## TASK TO COMPLETE
If a line of the data below contains the string "Quadrant", copy it into your answer.

BEGIN TASK INPUT

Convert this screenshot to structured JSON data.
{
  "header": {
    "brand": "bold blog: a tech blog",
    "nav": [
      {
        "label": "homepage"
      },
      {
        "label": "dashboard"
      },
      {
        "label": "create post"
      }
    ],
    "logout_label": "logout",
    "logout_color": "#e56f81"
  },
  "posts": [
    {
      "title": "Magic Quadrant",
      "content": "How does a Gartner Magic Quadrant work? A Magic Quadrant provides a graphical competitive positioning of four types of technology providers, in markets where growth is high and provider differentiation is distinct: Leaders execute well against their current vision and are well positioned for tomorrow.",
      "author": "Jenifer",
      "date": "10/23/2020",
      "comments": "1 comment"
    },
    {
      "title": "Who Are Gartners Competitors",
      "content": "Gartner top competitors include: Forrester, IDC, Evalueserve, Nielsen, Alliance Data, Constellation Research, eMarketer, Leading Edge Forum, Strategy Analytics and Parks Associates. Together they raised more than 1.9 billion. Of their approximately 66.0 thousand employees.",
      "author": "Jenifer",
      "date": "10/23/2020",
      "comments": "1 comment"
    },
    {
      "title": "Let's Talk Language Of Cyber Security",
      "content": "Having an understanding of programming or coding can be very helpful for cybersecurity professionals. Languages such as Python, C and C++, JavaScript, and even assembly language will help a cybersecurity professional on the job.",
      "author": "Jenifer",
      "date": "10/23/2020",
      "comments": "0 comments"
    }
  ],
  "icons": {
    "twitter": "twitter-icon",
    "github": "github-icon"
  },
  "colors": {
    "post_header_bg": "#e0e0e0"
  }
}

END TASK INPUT

## EXPECTED OUTPUT
      "title": "Magic Quadrant",
      "content": "How does a Gartner Magic Quadrant work? A Magic Quadrant provides a graphical competitive positioning of four types of technology providers, in markets where growth is high and provider differentiation is distinct: Leaders execute well against their current vision and are well positioned for tomorrow.",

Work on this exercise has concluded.